the meaning of the word foreboding, as in badness is happening right now?”
I've taken this to mean that he is rhetorically asking the person if they know the
meaning of foreboding, as a way of mentioning the badness he sees happening.
He is saying that he thinking certain doom is afoot based on what is
happening at the moment. Others have taken it as him incorrectly attempting
to define the word foreboding as 'badness happening'. I'm just wondering
if you English folks can help us movie geeks out by analyzing the phrase for us.
Why does or doesn't it work, and what you make of its intent. Doesn't the use
of "as in" imply that he is giving an example, or stating "because" --- So it
would be like him saying, "Do you know the meaning of the word foreboding,
because badness is happening right now." -- Again, with the question being rhetorical.

Vice trailer:


Ps - Sorry for any flubs I made in my own writing. Please be gentle.
Hello Bubba

1. "Do you know the meaning of the word foreboding, as in badness
is happening right now?"

"Foreboding" is a feeling of apprehension about "something bad". Either the
"something bad" hasn't yet happened; or it is happening or has happened, but
we don't yet know the full story.

For instance, on the way home from work, I might have a foreboding that
the house had burnt down in my absence; or even that it was at that very
moment in flames. The foreboding would relate to the "finding out about the
event for certain", which would still lie in the future, rather than the timing
of the event itself.

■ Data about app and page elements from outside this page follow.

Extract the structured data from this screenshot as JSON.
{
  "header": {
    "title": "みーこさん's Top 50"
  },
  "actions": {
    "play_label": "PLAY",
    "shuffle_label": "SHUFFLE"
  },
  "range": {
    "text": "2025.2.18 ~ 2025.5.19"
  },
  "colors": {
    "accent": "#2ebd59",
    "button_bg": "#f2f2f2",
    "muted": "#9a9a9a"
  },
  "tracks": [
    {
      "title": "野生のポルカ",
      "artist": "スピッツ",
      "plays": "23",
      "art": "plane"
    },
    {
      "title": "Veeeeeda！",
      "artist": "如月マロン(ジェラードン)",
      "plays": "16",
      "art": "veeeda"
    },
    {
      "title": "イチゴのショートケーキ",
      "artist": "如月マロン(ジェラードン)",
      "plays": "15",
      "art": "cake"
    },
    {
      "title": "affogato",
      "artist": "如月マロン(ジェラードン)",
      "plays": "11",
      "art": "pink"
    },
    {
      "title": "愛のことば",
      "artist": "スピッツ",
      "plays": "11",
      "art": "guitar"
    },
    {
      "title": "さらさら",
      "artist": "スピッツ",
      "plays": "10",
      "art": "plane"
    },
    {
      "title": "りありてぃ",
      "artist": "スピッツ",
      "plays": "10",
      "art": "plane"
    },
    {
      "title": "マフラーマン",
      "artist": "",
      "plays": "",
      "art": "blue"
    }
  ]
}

I'd take that as the meaning here; though I haven't seen the film, so may
be wholly wrong!

It can be difficult to know the deeper meaning of lines in a trailer,
as so little context within the movie is provided. Nevertheless, I'll do
my best to offer an accurate interpretation of what was said.

I think that both interpretations you've offered as examples are correct to
some extent. The question of whether or not the listener knows the meaning
of "foreboding" does seem rhetorical. Yet while the phrase "as in badness
happening right now" is not a definition of the word, it does appear that he
wants to further explain what he means by "foreboding". That is what the
use of "as in" implies, a hypothetical and not necessarily real example. Thus,
"Do you know the meaning of the word foreboding, because badness is
happening right now," has a different meaning that what was originally said.
Notice that the second clause of the sentence also functions as its own
question. A closer rewording would be something like: "Do you know
the meaning of the word 'foreboding', like badness is happening right now?"
Students: We have free audio pronunciation exercises.
I apologize for reformatting the posts in this thread -- I had to scroll the
horizontal bar back and forth to read each line, and I suspect it is frustrating
not just to me but to other posters as well, so I just reformatted the message.
I didn't change a single word.

Sorry. Emotion: smile
Students: Are you brave enough to let our tutors analyse your pronunciation?
Fine by me!

I was having to go round the back of my pc to read the thread.

Thanks everyone! Both replies went along with how I was interpreting it.

I'm sorry about the formatting difficulties. Was it because of the URL?